= INSTRUCTIONS TO FOLLOW =
Among these records, which lines include "will"? Copy them out.

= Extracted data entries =
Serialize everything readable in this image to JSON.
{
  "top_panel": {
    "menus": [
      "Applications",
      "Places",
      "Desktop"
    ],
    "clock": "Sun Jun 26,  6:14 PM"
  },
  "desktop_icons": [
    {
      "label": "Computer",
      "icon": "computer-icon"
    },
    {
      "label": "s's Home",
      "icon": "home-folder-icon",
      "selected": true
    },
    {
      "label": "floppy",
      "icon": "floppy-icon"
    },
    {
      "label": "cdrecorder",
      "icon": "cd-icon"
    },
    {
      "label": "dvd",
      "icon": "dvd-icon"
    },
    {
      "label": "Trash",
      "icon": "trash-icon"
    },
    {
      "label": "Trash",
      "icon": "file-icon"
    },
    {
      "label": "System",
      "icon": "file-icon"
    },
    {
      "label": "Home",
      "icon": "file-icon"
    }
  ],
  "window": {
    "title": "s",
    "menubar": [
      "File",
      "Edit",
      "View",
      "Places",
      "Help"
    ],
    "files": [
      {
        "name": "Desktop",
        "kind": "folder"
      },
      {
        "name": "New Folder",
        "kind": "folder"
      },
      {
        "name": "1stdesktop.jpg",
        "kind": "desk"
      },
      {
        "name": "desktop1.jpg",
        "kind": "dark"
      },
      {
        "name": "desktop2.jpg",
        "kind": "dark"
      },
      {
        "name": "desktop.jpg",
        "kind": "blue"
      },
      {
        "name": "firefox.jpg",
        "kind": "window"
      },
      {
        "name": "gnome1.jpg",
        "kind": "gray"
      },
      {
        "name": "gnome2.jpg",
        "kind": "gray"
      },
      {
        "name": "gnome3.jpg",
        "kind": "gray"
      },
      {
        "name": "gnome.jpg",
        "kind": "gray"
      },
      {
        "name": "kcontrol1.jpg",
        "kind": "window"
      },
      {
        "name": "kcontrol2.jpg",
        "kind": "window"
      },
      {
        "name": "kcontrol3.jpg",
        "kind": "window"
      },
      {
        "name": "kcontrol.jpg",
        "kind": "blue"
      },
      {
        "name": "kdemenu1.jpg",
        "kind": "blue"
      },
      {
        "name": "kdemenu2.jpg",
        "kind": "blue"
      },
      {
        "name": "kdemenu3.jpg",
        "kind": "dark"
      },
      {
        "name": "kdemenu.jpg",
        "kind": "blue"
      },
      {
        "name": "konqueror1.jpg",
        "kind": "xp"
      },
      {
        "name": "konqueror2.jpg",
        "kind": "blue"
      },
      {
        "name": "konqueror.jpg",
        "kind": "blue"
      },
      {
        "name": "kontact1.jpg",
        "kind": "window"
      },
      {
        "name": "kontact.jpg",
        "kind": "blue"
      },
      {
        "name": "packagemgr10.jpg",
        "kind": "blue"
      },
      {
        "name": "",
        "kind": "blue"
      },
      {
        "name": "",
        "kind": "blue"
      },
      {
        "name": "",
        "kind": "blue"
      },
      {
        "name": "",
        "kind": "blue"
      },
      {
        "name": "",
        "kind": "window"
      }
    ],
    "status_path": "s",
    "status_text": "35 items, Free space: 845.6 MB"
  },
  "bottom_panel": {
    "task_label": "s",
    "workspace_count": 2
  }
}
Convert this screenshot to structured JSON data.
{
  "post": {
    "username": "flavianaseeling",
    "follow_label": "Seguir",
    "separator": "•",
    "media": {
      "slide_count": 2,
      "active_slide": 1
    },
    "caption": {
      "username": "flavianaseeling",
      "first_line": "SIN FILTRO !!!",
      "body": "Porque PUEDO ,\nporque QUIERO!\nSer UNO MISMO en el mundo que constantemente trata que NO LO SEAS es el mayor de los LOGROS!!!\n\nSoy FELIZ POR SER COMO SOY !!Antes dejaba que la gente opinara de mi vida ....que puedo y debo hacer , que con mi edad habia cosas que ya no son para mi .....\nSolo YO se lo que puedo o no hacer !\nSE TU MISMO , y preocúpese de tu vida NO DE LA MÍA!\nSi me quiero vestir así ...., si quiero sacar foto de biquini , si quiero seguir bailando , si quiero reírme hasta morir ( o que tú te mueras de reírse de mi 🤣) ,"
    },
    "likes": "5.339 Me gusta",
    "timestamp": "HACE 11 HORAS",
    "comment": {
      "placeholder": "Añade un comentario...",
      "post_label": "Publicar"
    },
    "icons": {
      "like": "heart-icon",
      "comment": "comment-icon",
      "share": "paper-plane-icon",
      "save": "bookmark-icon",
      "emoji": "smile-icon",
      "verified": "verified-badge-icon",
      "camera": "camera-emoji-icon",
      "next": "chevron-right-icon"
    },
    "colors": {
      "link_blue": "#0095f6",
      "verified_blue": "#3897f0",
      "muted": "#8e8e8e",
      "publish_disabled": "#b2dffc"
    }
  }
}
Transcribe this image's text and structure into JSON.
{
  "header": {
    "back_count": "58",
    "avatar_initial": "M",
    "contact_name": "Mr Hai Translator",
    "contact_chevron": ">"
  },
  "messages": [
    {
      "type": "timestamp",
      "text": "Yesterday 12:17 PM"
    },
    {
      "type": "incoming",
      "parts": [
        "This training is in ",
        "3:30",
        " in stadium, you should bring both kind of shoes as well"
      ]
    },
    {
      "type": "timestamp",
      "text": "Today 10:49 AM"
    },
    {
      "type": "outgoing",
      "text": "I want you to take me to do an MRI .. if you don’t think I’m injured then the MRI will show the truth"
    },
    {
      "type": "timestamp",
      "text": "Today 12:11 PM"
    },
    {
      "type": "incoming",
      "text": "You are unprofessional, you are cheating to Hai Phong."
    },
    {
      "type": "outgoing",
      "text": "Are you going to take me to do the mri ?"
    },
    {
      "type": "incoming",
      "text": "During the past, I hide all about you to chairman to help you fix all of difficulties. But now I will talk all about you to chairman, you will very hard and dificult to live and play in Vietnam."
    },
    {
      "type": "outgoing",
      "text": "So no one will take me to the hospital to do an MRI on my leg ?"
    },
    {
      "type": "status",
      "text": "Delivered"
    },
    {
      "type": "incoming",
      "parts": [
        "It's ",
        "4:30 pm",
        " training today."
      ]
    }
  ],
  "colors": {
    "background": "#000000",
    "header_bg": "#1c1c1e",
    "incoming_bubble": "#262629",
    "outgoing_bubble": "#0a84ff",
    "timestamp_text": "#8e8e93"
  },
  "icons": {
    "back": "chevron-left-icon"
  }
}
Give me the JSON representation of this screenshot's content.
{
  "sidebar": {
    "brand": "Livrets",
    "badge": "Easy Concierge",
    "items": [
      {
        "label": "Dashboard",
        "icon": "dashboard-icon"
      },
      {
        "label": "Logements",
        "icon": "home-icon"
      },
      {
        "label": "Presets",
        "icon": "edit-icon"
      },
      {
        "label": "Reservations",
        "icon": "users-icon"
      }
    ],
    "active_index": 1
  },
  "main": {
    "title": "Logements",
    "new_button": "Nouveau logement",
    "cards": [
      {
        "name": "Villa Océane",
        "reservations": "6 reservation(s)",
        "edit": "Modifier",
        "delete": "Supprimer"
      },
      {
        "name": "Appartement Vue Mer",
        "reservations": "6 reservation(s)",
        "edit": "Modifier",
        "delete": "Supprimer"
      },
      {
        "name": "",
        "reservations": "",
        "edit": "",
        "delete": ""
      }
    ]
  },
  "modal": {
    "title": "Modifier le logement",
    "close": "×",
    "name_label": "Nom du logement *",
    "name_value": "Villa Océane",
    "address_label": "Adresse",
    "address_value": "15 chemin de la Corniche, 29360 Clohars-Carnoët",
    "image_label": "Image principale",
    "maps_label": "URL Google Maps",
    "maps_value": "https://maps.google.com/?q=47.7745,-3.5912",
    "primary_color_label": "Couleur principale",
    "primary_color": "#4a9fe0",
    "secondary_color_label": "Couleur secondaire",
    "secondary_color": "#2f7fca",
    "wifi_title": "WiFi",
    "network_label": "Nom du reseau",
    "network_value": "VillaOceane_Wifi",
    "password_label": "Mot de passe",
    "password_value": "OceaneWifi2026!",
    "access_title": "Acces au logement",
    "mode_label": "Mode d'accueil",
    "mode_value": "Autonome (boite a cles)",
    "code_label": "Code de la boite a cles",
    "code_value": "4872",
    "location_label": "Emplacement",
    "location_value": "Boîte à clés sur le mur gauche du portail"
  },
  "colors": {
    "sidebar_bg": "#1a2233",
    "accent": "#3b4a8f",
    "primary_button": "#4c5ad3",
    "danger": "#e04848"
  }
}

= SOLUTION FOR THIS PROBLEM =
      "text": "I want you to take me to do an MRI .. if you don’t think I’m injured then the MRI will show the truth"
      "text": "During the past, I hide all about you to chairman to help you fix all of difficulties. But now I will talk all about you to chairman, you will very hard and dificult to live and play in Vietnam."
      "text": "So no one will take me to the hospital to do an MRI on my leg ?"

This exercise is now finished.